■ **The task**: Exactly how many lines in the entries contain "JSON"? Give that number alone.
═════ Supplied data
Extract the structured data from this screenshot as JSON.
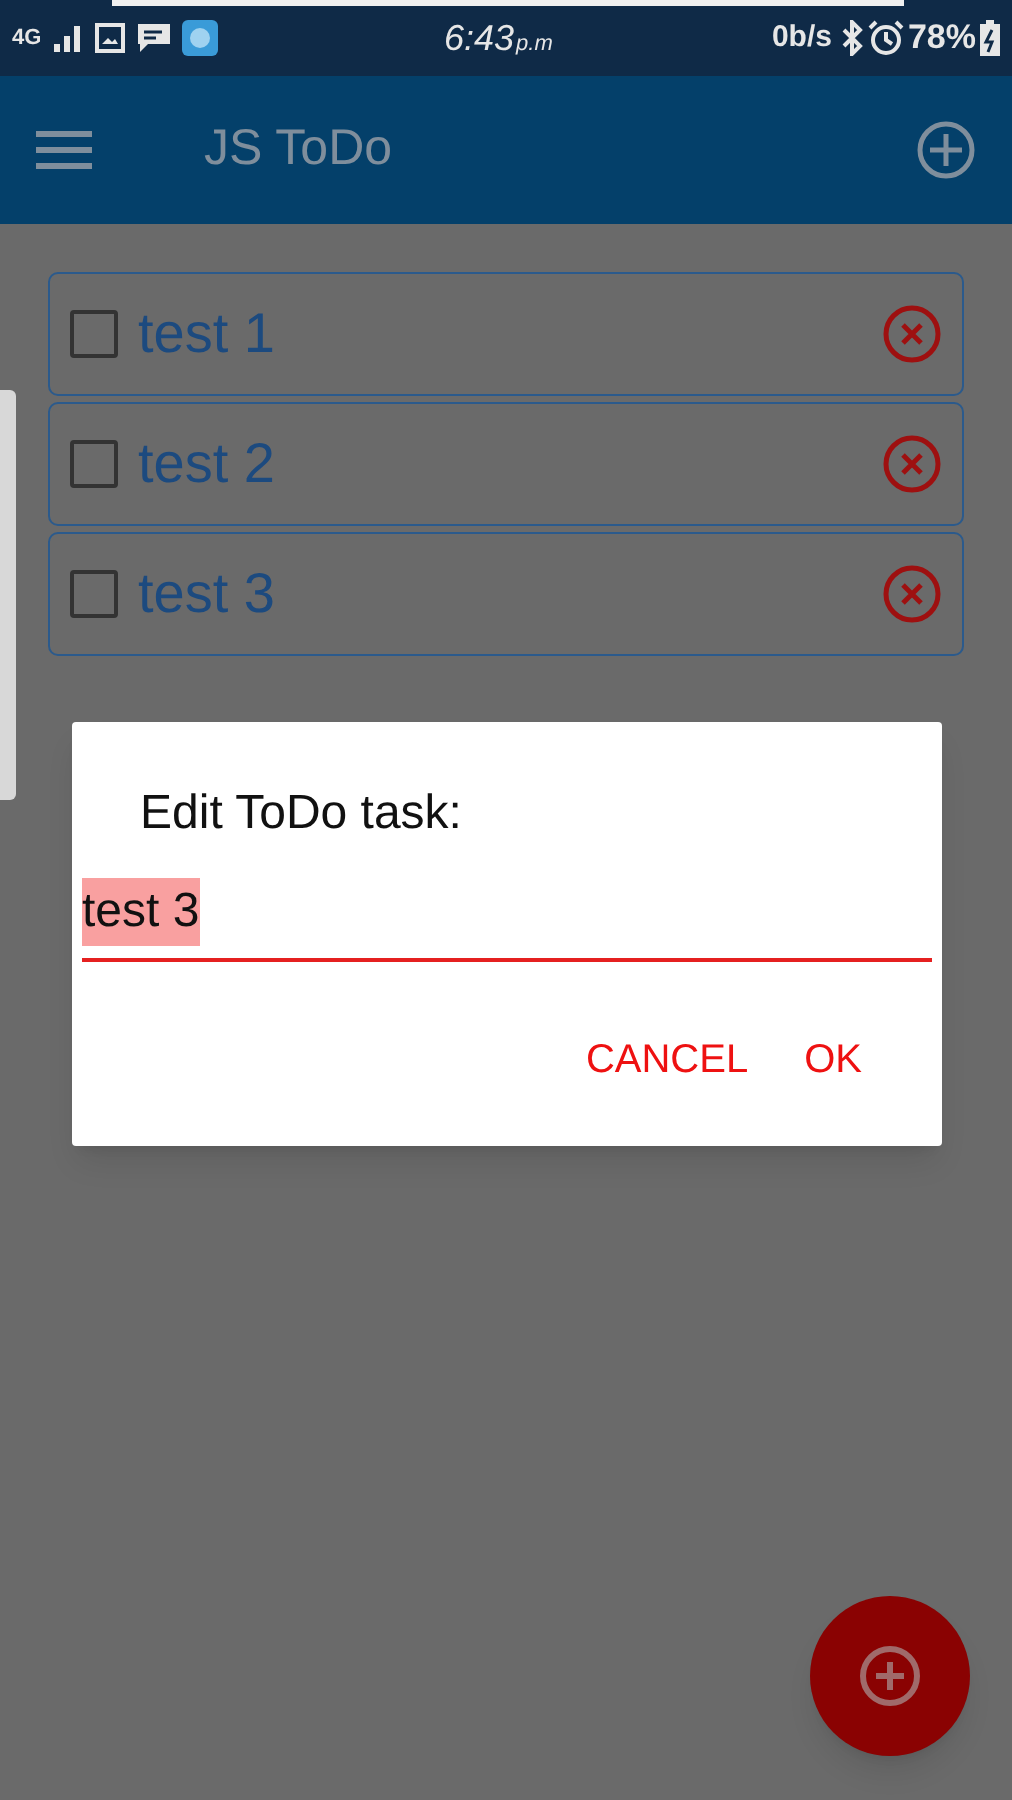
{
  "status_bar": {
    "network": "4G",
    "time": "6:43",
    "time_suffix": "p.m",
    "speed": "0b/s",
    "battery": "78%"
  },
  "app_bar": {
    "title": "JS ToDo"
  },
  "tasks": [
    {
      "text": "test 1",
      "checked": false
    },
    {
      "text": "test 2",
      "checked": false
    },
    {
      "text": "test 3",
      "checked": false
    }
  ],
  "dialog": {
    "title": "Edit ToDo task:",
    "value": "test 3",
    "text_selected": true,
    "buttons": [
      "CANCEL",
      "OK"
    ]
  }
}
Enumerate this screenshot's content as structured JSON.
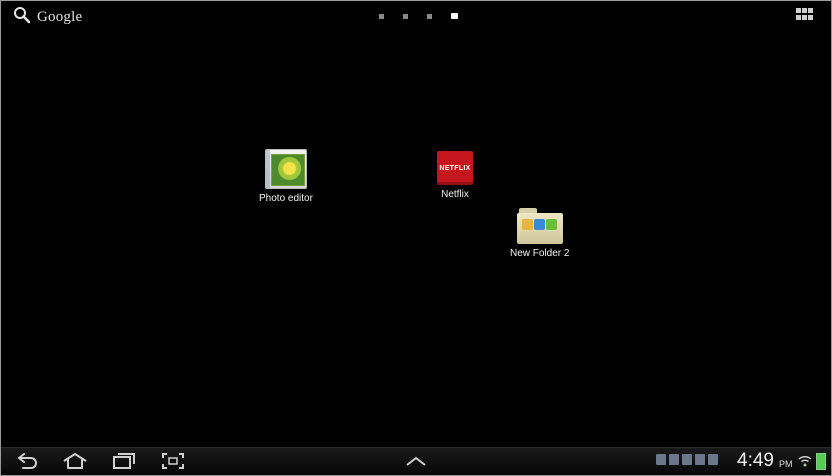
{
  "search": {
    "label": "Google",
    "icon": "search-icon"
  },
  "pages": {
    "count": 4,
    "active_index": 3
  },
  "apps_button": {
    "icon": "app-grid-icon"
  },
  "shortcuts": [
    {
      "label": "Photo editor",
      "icon": "photo-editor-icon"
    },
    {
      "label": "Netflix",
      "icon": "netflix-icon",
      "icon_text": "NETFLIX",
      "color": "#c4161c"
    },
    {
      "label": "New Folder 2",
      "icon": "folder-icon"
    }
  ],
  "navbar": {
    "buttons": [
      "back-icon",
      "home-icon",
      "recent-apps-icon",
      "screenshot-icon",
      "chevron-up-icon"
    ],
    "time": "4:49",
    "ampm": "PM"
  },
  "colors": {
    "background": "#000000",
    "accent_red": "#c4161c",
    "battery": "#55cc55"
  }
}
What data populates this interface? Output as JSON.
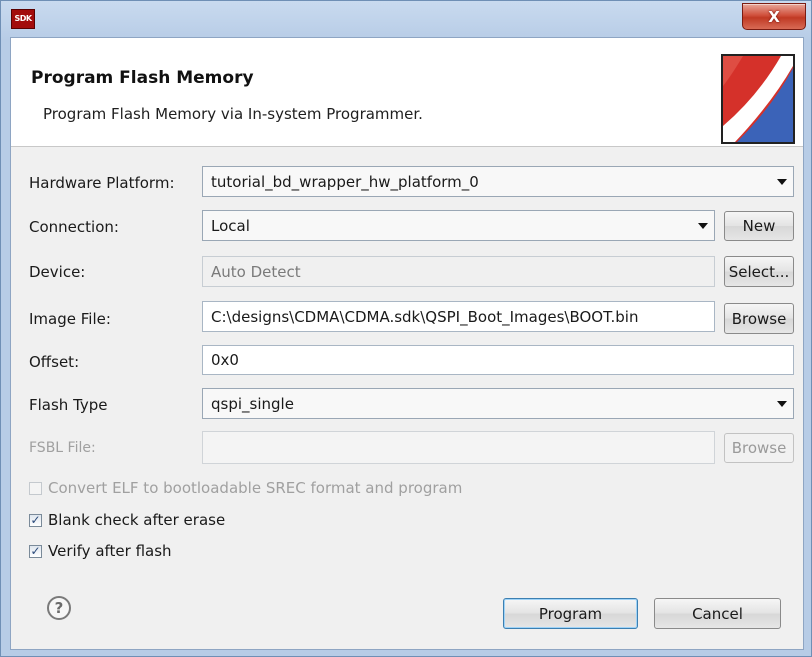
{
  "window": {
    "app_icon": "SDK",
    "close_glyph": "X"
  },
  "header": {
    "title": "Program Flash Memory",
    "description": "Program Flash Memory via In-system Programmer."
  },
  "form": {
    "hardware_platform": {
      "label": "Hardware Platform:",
      "value": "tutorial_bd_wrapper_hw_platform_0"
    },
    "connection": {
      "label": "Connection:",
      "value": "Local",
      "button": "New"
    },
    "device": {
      "label": "Device:",
      "value": "Auto Detect",
      "button": "Select..."
    },
    "image_file": {
      "label": "Image File:",
      "value": "C:\\designs\\CDMA\\CDMA.sdk\\QSPI_Boot_Images\\BOOT.bin",
      "button": "Browse"
    },
    "offset": {
      "label": "Offset:",
      "value": "0x0"
    },
    "flash_type": {
      "label": "Flash Type",
      "value": "qspi_single"
    },
    "fsbl_file": {
      "label": "FSBL File:",
      "value": "",
      "button": "Browse"
    }
  },
  "options": {
    "convert_elf": {
      "label": "Convert ELF to bootloadable SREC format and program",
      "checked": false,
      "enabled": false
    },
    "blank_check": {
      "label": "Blank check after erase",
      "checked": true,
      "enabled": true
    },
    "verify": {
      "label": "Verify after flash",
      "checked": true,
      "enabled": true
    }
  },
  "footer": {
    "help_glyph": "?",
    "program_button": "Program",
    "cancel_button": "Cancel"
  },
  "icons": [
    "sdk-app-icon",
    "close-icon",
    "flash-banner-icon",
    "dropdown-arrow-icon",
    "checkbox-icon",
    "help-icon"
  ],
  "colors": {
    "window_frame": "#b7cce6",
    "close_button": "#c03a24",
    "banner_red": "#d5312a",
    "banner_blue": "#3b63b8"
  }
}
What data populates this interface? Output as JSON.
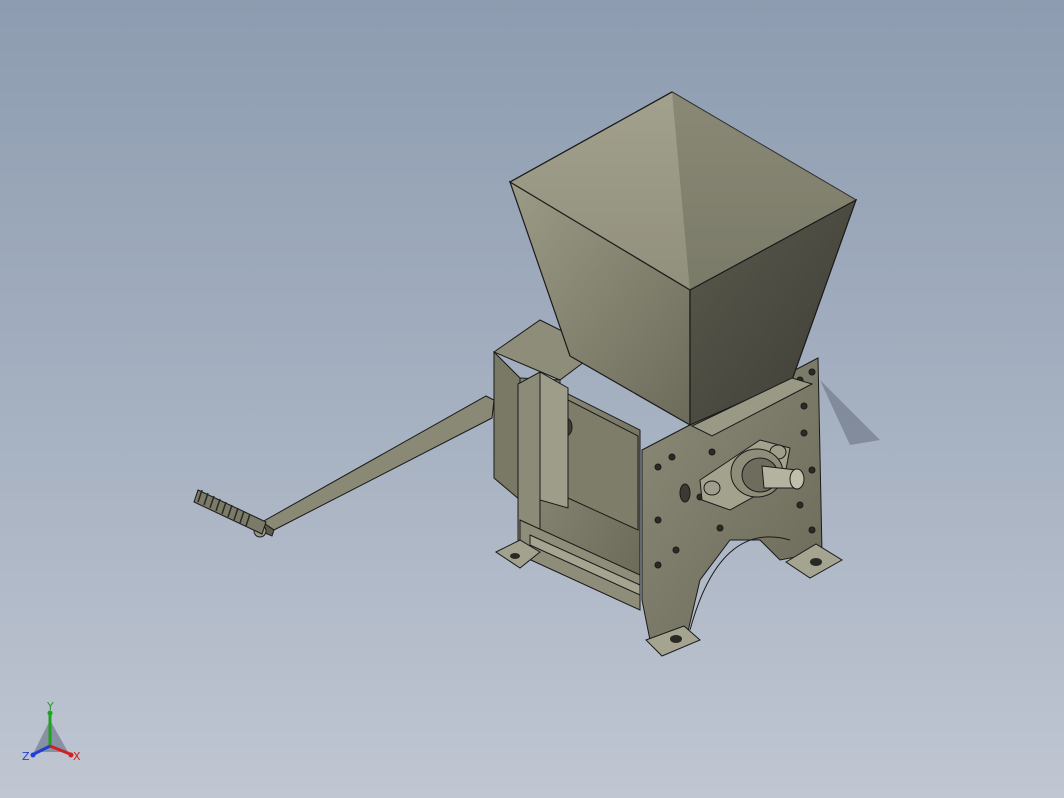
{
  "viewport": {
    "background_top": "#8d9cb0",
    "background_bottom": "#c0c6d2"
  },
  "model": {
    "body_color": "#7b7a68",
    "edge_color": "#1a1a1a",
    "shade_color": "#55554a",
    "light_color": "#b1b09c"
  },
  "triad": {
    "x_label": "X",
    "y_label": "Y",
    "z_label": "Z",
    "x_color": "#d02020",
    "y_color": "#20a020",
    "z_color": "#2040d0"
  }
}
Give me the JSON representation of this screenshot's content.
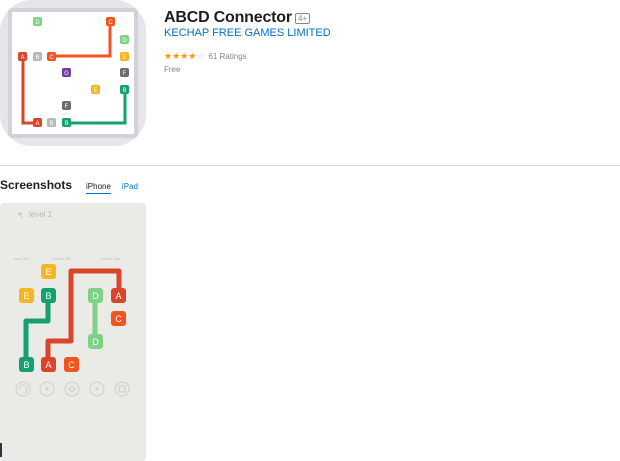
{
  "app": {
    "title": "ABCD Connector",
    "age_rating": "4+",
    "developer": "KECHAP FREE GAMES LIMITED",
    "rating_stars": 4,
    "ratings_count": "61 Ratings",
    "price": "Free"
  },
  "screenshots": {
    "heading": "Screenshots",
    "tabs": [
      {
        "label": "iPhone",
        "active": true
      },
      {
        "label": "iPad",
        "active": false
      }
    ]
  },
  "icon_tiles": [
    "D",
    "C",
    "A",
    "B",
    "C",
    "D",
    "E",
    "G",
    "F",
    "F",
    "E",
    "B",
    "A",
    "B",
    "B"
  ],
  "game_screen": {
    "level_label": "level 1",
    "stats": [
      "time 30s",
      "moves 3/5",
      "record 18s"
    ],
    "tiles": [
      "E",
      "E",
      "B",
      "D",
      "A",
      "C",
      "D",
      "B",
      "A",
      "C"
    ]
  },
  "colors": {
    "red": "#d9452b",
    "orange": "#f2531f",
    "green": "#14a06f",
    "light_green": "#7fd188",
    "yellow": "#f7b51f",
    "gray": "#6c6c6c",
    "purple": "#6e3da3",
    "link": "#0070c9"
  }
}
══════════
■ **Reply to the exercise**: 5